* _Task directions_: Lines from the listing below that contain the string "Disciplinary" are to be reported.

* _Dataset excerpts_:
###
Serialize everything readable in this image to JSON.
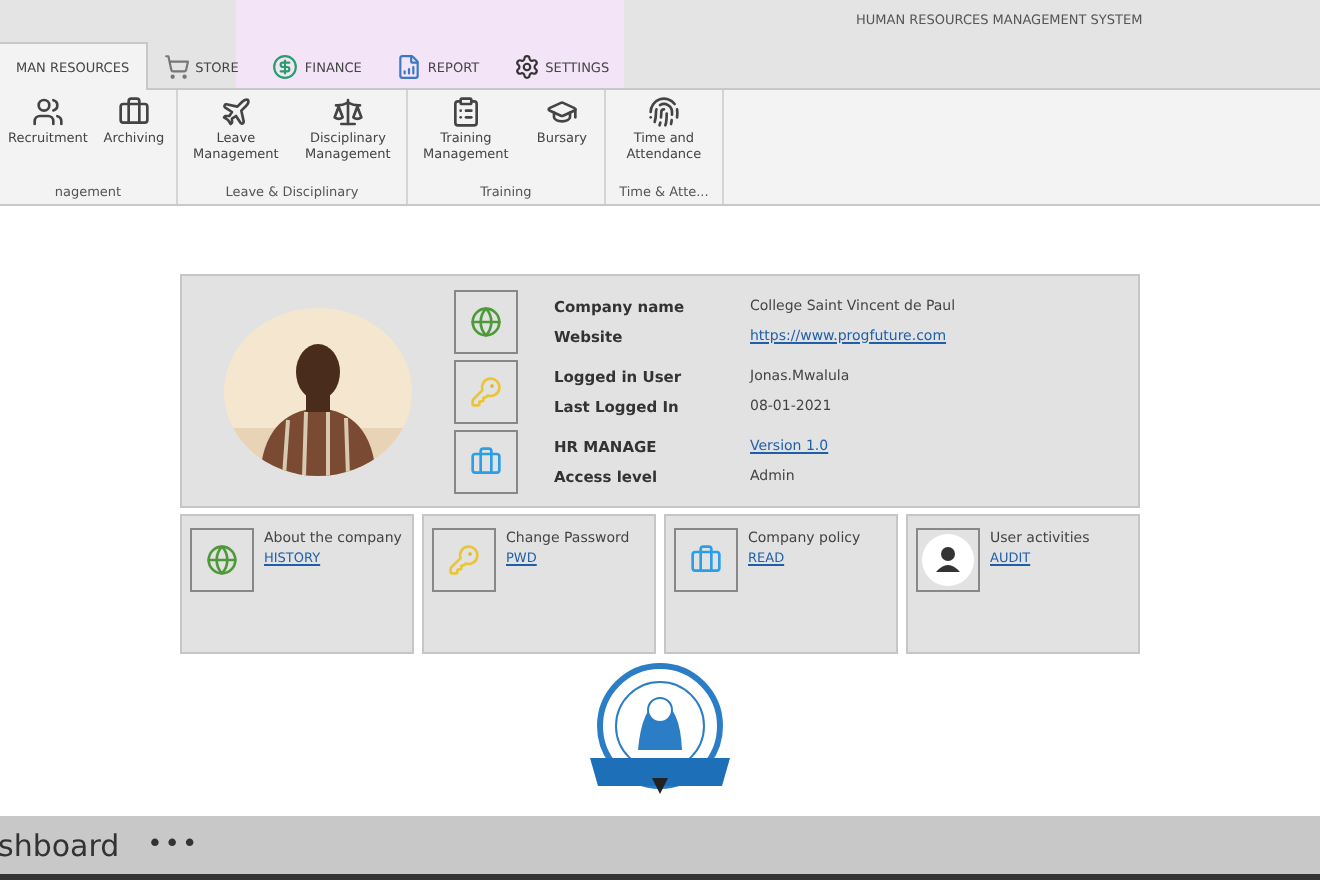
{
  "window": {
    "title": "HUMAN RESOURCES MANAGEMENT SYSTEM"
  },
  "tabs": [
    {
      "label": "MAN RESOURCES",
      "selected": true
    },
    {
      "label": "STORE",
      "selected": false
    },
    {
      "label": "FINANCE",
      "selected": false
    },
    {
      "label": "REPORT",
      "selected": false
    },
    {
      "label": "SETTINGS",
      "selected": false
    }
  ],
  "ribbon": [
    {
      "label": "nagement",
      "items": [
        {
          "label": "Recruitment"
        },
        {
          "label": "Archiving"
        }
      ]
    },
    {
      "label": "Leave & Disciplinary",
      "items": [
        {
          "label": "Leave Management"
        },
        {
          "label": "Disciplinary Management"
        }
      ]
    },
    {
      "label": "Training",
      "items": [
        {
          "label": "Training Management"
        },
        {
          "label": "Bursary"
        }
      ]
    },
    {
      "label": "Time & Atte...",
      "items": [
        {
          "label": "Time and Attendance"
        }
      ]
    }
  ],
  "profile": {
    "rows": [
      {
        "fields": [
          {
            "label": "Company name",
            "value": "College Saint Vincent de Paul",
            "link": false
          },
          {
            "label": "Website",
            "value": "https://www.progfuture.com",
            "link": true
          }
        ]
      },
      {
        "fields": [
          {
            "label": "Logged in User",
            "value": "Jonas.Mwalula",
            "link": false
          },
          {
            "label": "Last Logged In",
            "value": "08-01-2021",
            "link": false
          }
        ]
      },
      {
        "fields": [
          {
            "label": "HR MANAGE",
            "value": "Version 1.0",
            "link": true
          },
          {
            "label": "Access level",
            "value": "Admin",
            "link": false
          }
        ]
      }
    ]
  },
  "cards": [
    {
      "title": "About the company",
      "link": "HISTORY"
    },
    {
      "title": "Change Password",
      "link": "PWD"
    },
    {
      "title": "Company policy",
      "link": "READ"
    },
    {
      "title": "User activities",
      "link": "AUDIT"
    }
  ],
  "taskbar": {
    "label": "shboard",
    "more": "•••"
  }
}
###
* _Reply to the exercise_:
      "label": "Leave & Disciplinary",
          "label": "Disciplinary Management"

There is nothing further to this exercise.